Why are mosques in the Western Cape being desecrated?
For the first time in over 100 years a mosque in the Western Cape will be closing its doors at night after it and another mosque nearby were desecrated and a posting to a community Facebook page called for Islamic places of worship to be burned down.
The Muslim Judicial Council (MJC) and religious leaders have lodged cases with the police and the South African Human Rights Commission (SAHRC), but they still remain uncertain as to why the desecrations to the mosques in Simons Town and Kalk Bay have happened now.
“The mosque is 120 years old – this is the first time that something like that happened,” Achmat Isty, the imam at Masjidul-Jamiah mosque in Kalk Bay, told the Mail & Guardian. “There were burglaries in the past, but not something like this. This is something new.”

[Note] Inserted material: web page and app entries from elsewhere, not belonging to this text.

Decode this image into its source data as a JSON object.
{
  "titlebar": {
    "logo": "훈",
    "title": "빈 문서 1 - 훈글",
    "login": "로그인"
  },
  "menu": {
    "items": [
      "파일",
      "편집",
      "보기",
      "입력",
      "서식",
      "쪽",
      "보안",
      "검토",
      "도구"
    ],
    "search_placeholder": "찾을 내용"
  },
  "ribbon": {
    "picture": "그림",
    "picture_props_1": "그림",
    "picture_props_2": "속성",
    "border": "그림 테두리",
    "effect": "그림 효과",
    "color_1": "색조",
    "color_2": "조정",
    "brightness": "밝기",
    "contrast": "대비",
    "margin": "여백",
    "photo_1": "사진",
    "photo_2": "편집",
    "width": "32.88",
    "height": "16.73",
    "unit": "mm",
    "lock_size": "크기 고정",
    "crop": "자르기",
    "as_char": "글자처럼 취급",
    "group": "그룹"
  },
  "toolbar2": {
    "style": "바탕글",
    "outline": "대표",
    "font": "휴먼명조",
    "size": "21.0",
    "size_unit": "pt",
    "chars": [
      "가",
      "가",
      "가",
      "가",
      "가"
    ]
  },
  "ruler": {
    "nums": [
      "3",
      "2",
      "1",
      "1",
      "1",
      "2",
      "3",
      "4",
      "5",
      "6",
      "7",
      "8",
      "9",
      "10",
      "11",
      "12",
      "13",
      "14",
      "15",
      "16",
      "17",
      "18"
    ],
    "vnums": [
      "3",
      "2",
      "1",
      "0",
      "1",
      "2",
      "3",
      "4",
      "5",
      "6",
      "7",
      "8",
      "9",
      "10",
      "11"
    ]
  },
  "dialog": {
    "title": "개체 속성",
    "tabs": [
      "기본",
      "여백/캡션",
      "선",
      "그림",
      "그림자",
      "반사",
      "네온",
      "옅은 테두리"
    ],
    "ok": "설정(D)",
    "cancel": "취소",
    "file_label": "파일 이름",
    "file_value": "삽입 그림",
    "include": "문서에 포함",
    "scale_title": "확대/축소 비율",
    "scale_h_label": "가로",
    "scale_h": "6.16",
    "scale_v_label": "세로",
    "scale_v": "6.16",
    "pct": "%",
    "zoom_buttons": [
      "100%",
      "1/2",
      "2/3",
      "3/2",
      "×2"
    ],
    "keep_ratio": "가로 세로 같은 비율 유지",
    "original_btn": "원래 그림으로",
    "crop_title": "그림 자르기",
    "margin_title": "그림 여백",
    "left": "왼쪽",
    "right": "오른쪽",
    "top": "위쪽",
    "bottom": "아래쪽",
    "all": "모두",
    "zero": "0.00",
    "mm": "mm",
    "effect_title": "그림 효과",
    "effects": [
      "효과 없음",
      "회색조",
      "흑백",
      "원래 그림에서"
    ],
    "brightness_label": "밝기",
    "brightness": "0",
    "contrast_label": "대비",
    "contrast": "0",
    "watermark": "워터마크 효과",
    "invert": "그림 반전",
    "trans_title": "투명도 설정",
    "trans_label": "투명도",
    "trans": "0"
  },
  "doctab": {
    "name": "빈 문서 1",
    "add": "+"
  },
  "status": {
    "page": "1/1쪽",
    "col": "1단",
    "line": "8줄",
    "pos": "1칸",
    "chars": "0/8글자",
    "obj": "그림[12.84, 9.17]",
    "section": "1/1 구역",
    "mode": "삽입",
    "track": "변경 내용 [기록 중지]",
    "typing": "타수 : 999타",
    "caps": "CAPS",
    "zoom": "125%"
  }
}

On Monday morning, pig’s blood was found splattered all over the walls inside the mosque. Isty said that the pulpit of the mosque had also been smeared in blood. The discovery was made when the caretaker entered the mosque in time for early morning prayers before sunrise.
“We can say what we want to, but we can’t be clear on what was the purpose of doing such a disgusting and shameful act on the mosque,” Isty said.
A case of vandalism has been opened in response to the incident.
A similar act took place at a mosque in Simon’s Town on Saturday, about 15km away from Kalk Bay, where a pig’s snout was left on the door of the mosque.
Community members in Simon’s Town opened a case of crimen injuria, which police are investigating.
The MJC, the muslim governing body in the Western Cape, and Isty agreed that the desecrations were an act of provocation.
“These acts cannot be isolated from what either happens globally or within a South African context,” said Abdul Khaliq Ebrahim Allie, deputy president of the MJC.
“Because the matter has been reported to the South African Police Service, it is now under investigation and hopefully the perpetrators will be brought to book and we will be able to understand the underlying factors to these desecrations.”
Community bands together in support
A community meeting was held in Kalk Bay on Tuesday in response to the incident.
Isty expressed gratitude that Bishop Geoff Davies was there to represent the clergy and to show support from Christian community members in Kalk Bay.
“People are very much with us. We had a meeting and the bishop [from Kalk Bay] was there with us,” Isty said. “We’re having another interfaith meeting at the mosque tonight where all the clergy will meet. They’re supporting us, for them also, this is something that has never happened in this part of Cape Town.”
Davies lives next door to the mosque. Speaking to News24, he condemned the desecration.
“It is a disgrace that people should behave like this,” Davies told News24 on Tuesday.
“We are trying to grow as a multiracial and multi-faith country.”
Nothing was stolen from the mosque and there was no forced entry because the doors of the mosque have always been kept open. Now, however, a decision has been made to keep the doors closed, and community members in Kalk Bay have donated alarm systems for the mosque.
“The mosque is in a very quiet area,” Isty said. “Anyone could enter the mosque because we leave the mosque’s doors open for worshippers and tourists to make their prayers there. We are taking precautions now going forward.”
The desecrations come after a resident of Langebaan on the West Coast, Liam Ferreira, posted a message to a community Facebook page on January 1 calling for mosques to be burned down.
“I think its a crime the [sic] no one is sanding (standing) up to those Muslim bastards [sic] blaring their call to pray 5 times a day over massive speakers. Why do i need to put up with an Arabic tradition created in the dessert [sic] thousands of years ago. Stand up for yourselves !!! Burn it down!!!,” the post read.
The MJC has lodged a complaint with the SAHRC against Ferreira saying that Ferreira’s post amounted to hate speech, infringing on others’ right of freedom of religion, and incited violence.
The council said it trusted that the SAHRC and the police would act to address the matters.
“Our country has introduced institutions so we can be able to lodge our complaints,” Allie said. “We are certain that these particular matters will be given the necessary attention.”